Records from a collection:
——

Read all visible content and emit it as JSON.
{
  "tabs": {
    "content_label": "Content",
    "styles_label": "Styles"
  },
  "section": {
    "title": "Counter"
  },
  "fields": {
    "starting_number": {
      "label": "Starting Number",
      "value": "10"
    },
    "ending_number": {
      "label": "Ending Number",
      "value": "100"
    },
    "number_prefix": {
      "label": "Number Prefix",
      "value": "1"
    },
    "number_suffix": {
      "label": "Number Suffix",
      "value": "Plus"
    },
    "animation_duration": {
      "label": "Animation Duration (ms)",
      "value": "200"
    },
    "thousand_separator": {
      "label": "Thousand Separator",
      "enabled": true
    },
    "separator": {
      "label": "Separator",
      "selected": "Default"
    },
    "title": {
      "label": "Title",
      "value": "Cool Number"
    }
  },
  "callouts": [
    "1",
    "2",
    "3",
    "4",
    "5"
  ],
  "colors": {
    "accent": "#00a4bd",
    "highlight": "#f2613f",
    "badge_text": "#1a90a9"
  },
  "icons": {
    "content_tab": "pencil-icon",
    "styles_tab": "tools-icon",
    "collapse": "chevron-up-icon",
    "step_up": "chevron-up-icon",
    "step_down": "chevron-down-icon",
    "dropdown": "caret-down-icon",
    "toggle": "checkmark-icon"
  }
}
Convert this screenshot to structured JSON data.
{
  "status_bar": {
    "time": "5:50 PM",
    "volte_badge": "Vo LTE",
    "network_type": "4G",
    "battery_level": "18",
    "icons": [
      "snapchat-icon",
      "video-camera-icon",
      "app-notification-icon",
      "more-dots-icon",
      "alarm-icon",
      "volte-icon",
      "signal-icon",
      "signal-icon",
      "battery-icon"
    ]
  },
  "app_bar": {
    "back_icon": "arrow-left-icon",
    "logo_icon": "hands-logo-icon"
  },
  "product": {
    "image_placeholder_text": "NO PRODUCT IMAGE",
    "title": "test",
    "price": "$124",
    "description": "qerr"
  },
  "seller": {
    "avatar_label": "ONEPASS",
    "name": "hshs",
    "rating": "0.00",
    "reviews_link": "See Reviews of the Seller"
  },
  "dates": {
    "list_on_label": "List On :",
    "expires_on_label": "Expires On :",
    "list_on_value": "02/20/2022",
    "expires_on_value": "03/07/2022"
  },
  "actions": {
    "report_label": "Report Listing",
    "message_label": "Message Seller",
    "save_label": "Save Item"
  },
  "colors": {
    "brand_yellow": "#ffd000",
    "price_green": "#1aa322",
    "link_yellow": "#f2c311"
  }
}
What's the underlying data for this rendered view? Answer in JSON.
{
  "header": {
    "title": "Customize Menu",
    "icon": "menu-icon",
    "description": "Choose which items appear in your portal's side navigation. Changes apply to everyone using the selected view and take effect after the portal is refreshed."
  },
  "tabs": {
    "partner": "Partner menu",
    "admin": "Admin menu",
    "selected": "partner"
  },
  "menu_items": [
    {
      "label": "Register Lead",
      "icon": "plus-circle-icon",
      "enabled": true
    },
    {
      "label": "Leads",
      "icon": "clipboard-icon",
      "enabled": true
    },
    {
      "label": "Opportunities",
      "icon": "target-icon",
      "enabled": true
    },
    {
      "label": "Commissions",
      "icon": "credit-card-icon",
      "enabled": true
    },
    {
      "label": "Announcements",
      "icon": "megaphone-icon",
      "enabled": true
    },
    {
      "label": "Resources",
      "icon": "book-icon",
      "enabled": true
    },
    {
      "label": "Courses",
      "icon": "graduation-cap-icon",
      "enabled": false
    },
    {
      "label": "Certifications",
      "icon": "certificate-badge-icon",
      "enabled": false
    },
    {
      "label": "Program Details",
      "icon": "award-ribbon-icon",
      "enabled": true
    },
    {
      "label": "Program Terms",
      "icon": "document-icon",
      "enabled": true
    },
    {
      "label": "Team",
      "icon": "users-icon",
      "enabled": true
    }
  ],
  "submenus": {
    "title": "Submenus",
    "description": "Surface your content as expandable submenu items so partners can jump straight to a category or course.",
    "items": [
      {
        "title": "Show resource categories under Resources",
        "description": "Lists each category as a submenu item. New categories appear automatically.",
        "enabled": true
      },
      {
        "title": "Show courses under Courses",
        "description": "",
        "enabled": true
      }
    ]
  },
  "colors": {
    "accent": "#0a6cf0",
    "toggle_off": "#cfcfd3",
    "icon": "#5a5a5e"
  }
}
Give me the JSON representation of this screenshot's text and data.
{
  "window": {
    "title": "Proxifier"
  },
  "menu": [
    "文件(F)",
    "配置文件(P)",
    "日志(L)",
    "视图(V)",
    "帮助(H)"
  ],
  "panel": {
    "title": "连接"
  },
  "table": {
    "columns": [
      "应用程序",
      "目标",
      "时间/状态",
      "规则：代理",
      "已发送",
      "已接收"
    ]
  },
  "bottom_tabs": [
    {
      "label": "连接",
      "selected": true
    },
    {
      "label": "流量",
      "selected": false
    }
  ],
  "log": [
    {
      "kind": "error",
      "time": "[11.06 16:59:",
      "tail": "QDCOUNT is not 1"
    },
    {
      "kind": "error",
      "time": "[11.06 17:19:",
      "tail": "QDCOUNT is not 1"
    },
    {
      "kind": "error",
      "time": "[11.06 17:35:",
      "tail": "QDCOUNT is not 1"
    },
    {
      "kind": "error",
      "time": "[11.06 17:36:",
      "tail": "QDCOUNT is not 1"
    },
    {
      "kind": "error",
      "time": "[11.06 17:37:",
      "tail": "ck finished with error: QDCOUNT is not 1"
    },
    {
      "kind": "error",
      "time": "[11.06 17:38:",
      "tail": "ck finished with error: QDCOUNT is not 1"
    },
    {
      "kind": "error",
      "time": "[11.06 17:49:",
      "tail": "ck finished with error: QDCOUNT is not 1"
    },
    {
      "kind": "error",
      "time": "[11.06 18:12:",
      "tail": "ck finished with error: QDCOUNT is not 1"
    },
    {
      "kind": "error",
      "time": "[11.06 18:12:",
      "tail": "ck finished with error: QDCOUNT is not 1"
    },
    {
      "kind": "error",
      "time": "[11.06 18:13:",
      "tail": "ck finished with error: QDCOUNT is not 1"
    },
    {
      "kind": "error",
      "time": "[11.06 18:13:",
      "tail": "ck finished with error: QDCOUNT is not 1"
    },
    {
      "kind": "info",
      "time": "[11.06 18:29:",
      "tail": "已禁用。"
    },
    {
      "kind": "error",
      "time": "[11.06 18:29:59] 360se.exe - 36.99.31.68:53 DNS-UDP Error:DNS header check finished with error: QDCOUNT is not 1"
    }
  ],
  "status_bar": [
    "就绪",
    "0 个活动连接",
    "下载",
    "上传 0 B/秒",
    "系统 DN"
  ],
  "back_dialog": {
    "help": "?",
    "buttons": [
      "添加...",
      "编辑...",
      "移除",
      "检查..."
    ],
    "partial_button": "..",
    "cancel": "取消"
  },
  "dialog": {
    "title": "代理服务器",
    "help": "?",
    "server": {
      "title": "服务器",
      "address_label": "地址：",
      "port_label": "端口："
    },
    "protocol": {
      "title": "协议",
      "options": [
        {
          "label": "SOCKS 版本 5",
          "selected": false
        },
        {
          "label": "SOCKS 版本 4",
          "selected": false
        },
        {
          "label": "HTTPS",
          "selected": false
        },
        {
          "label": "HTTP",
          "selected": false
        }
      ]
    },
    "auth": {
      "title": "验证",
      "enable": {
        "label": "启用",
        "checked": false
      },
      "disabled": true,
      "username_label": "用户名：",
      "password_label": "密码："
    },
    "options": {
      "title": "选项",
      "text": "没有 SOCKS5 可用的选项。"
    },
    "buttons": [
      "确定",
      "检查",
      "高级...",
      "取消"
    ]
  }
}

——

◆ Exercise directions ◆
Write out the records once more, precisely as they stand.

◆ Written answer ◆
Read all visible content and emit it as JSON.
{
  "tabs": {
    "content_label": "Content",
    "styles_label": "Styles"
  },
  "section": {
    "title": "Counter"
  },
  "fields": {
    "starting_number": {
      "label": "Starting Number",
      "value": "10"
    },
    "ending_number": {
      "label": "Ending Number",
      "value": "100"
    },
    "number_prefix": {
      "label": "Number Prefix",
      "value": "1"
    },
    "number_suffix": {
      "label": "Number Suffix",
      "value": "Plus"
    },
    "animation_duration": {
      "label": "Animation Duration (ms)",
      "value": "200"
    },
    "thousand_separator": {
      "label": "Thousand Separator",
      "enabled": true
    },
    "separator": {
      "label": "Separator",
      "selected": "Default"
    },
    "title": {
      "label": "Title",
      "value": "Cool Number"
    }
  },
  "callouts": [
    "1",
    "2",
    "3",
    "4",
    "5"
  ],
  "colors": {
    "accent": "#00a4bd",
    "highlight": "#f2613f",
    "badge_text": "#1a90a9"
  },
  "icons": {
    "content_tab": "pencil-icon",
    "styles_tab": "tools-icon",
    "collapse": "chevron-up-icon",
    "step_up": "chevron-up-icon",
    "step_down": "chevron-down-icon",
    "dropdown": "caret-down-icon",
    "toggle": "checkmark-icon"
  }
}
Convert this screenshot to structured JSON data.
{
  "status_bar": {
    "time": "5:50 PM",
    "volte_badge": "Vo LTE",
    "network_type": "4G",
    "battery_level": "18",
    "icons": [
      "snapchat-icon",
      "video-camera-icon",
      "app-notification-icon",
      "more-dots-icon",
      "alarm-icon",
      "volte-icon",
      "signal-icon",
      "signal-icon",
      "battery-icon"
    ]
  },
  "app_bar": {
    "back_icon": "arrow-left-icon",
    "logo_icon": "hands-logo-icon"
  },
  "product": {
    "image_placeholder_text": "NO PRODUCT IMAGE",
    "title": "test",
    "price": "$124",
    "description": "qerr"
  },
  "seller": {
    "avatar_label": "ONEPASS",
    "name": "hshs",
    "rating": "0.00",
    "reviews_link": "See Reviews of the Seller"
  },
  "dates": {
    "list_on_label": "List On :",
    "expires_on_label": "Expires On :",
    "list_on_value": "02/20/2022",
    "expires_on_value": "03/07/2022"
  },
  "actions": {
    "report_label": "Report Listing",
    "message_label": "Message Seller",
    "save_label": "Save Item"
  },
  "colors": {
    "brand_yellow": "#ffd000",
    "price_green": "#1aa322",
    "link_yellow": "#f2c311"
  }
}
What's the underlying data for this rendered view? Answer in JSON.
{
  "header": {
    "title": "Customize Menu",
    "icon": "menu-icon",
    "description": "Choose which items appear in your portal's side navigation. Changes apply to everyone using the selected view and take effect after the portal is refreshed."
  },
  "tabs": {
    "partner": "Partner menu",
    "admin": "Admin menu",
    "selected": "partner"
  },
  "menu_items": [
    {
      "label": "Register Lead",
      "icon": "plus-circle-icon",
      "enabled": true
    },
    {
      "label": "Leads",
      "icon": "clipboard-icon",
      "enabled": true
    },
    {
      "label": "Opportunities",
      "icon": "target-icon",
      "enabled": true
    },
    {
      "label": "Commissions",
      "icon": "credit-card-icon",
      "enabled": true
    },
    {
      "label": "Announcements",
      "icon": "megaphone-icon",
      "enabled": true
    },
    {
      "label": "Resources",
      "icon": "book-icon",
      "enabled": true
    },
    {
      "label": "Courses",
      "icon": "graduation-cap-icon",
      "enabled": false
    },
    {
      "label": "Certifications",
      "icon": "certificate-badge-icon",
      "enabled": false
    },
    {
      "label": "Program Details",
      "icon": "award-ribbon-icon",
      "enabled": true
    },
    {
      "label": "Program Terms",
      "icon": "document-icon",
      "enabled": true
    },
    {
      "label": "Team",
      "icon": "users-icon",
      "enabled": true
    }
  ],
  "submenus": {
    "title": "Submenus",
    "description": "Surface your content as expandable submenu items so partners can jump straight to a category or course.",
    "items": [
      {
        "title": "Show resource categories under Resources",
        "description": "Lists each category as a submenu item. New categories appear automatically.",
        "enabled": true
      },
      {
        "title": "Show courses under Courses",
        "description": "",
        "enabled": true
      }
    ]
  },
  "colors": {
    "accent": "#0a6cf0",
    "toggle_off": "#cfcfd3",
    "icon": "#5a5a5e"
  }
}
Give me the JSON representation of this screenshot's text and data.
{
  "window": {
    "title": "Proxifier"
  },
  "menu": [
    "文件(F)",
    "配置文件(P)",
    "日志(L)",
    "视图(V)",
    "帮助(H)"
  ],
  "panel": {
    "title": "连接"
  },
  "table": {
    "columns": [
      "应用程序",
      "目标",
      "时间/状态",
      "规则：代理",
      "已发送",
      "已接收"
    ]
  },
  "bottom_tabs": [
    {
      "label": "连接",
      "selected": true
    },
    {
      "label": "流量",
      "selected": false
    }
  ],
  "log": [
    {
      "kind": "error",
      "time": "[11.06 16:59:",
      "tail": "QDCOUNT is not 1"
    },
    {
      "kind": "error",
      "time": "[11.06 17:19:",
      "tail": "QDCOUNT is not 1"
    },
    {
      "kind": "error",
      "time": "[11.06 17:35:",
      "tail": "QDCOUNT is not 1"
    },
    {
      "kind": "error",
      "time": "[11.06 17:36:",
      "tail": "QDCOUNT is not 1"
    },
    {
      "kind": "error",
      "time": "[11.06 17:37:",
      "tail": "ck finished with error: QDCOUNT is not 1"
    },
    {
      "kind": "error",
      "time": "[11.06 17:38:",
      "tail": "ck finished with error: QDCOUNT is not 1"
    },
    {
      "kind": "error",
      "time": "[11.06 17:49:",
      "tail": "ck finished with error: QDCOUNT is not 1"
    },
    {
      "kind": "error",
      "time": "[11.06 18:12:",
      "tail": "ck finished with error: QDCOUNT is not 1"
    },
    {
      "kind": "error",
      "time": "[11.06 18:12:",
      "tail": "ck finished with error: QDCOUNT is not 1"
    },
    {
      "kind": "error",
      "time": "[11.06 18:13:",
      "tail": "ck finished with error: QDCOUNT is not 1"
    },
    {
      "kind": "error",
      "time": "[11.06 18:13:",
      "tail": "ck finished with error: QDCOUNT is not 1"
    },
    {
      "kind": "info",
      "time": "[11.06 18:29:",
      "tail": "已禁用。"
    },
    {
      "kind": "error",
      "time": "[11.06 18:29:59] 360se.exe - 36.99.31.68:53 DNS-UDP Error:DNS header check finished with error: QDCOUNT is not 1"
    }
  ],
  "status_bar": [
    "就绪",
    "0 个活动连接",
    "下载",
    "上传 0 B/秒",
    "系统 DN"
  ],
  "back_dialog": {
    "help": "?",
    "buttons": [
      "添加...",
      "编辑...",
      "移除",
      "检查..."
    ],
    "partial_button": "..",
    "cancel": "取消"
  },
  "dialog": {
    "title": "代理服务器",
    "help": "?",
    "server": {
      "title": "服务器",
      "address_label": "地址：",
      "port_label": "端口："
    },
    "protocol": {
      "title": "协议",
      "options": [
        {
          "label": "SOCKS 版本 5",
          "selected": false
        },
        {
          "label": "SOCKS 版本 4",
          "selected": false
        },
        {
          "label": "HTTPS",
          "selected": false
        },
        {
          "label": "HTTP",
          "selected": false
        }
      ]
    },
    "auth": {
      "title": "验证",
      "enable": {
        "label": "启用",
        "checked": false
      },
      "disabled": true,
      "username_label": "用户名：",
      "password_label": "密码："
    },
    "options": {
      "title": "选项",
      "text": "没有 SOCKS5 可用的选项。"
    },
    "buttons": [
      "确定",
      "检查",
      "高级...",
      "取消"
    ]
  }
}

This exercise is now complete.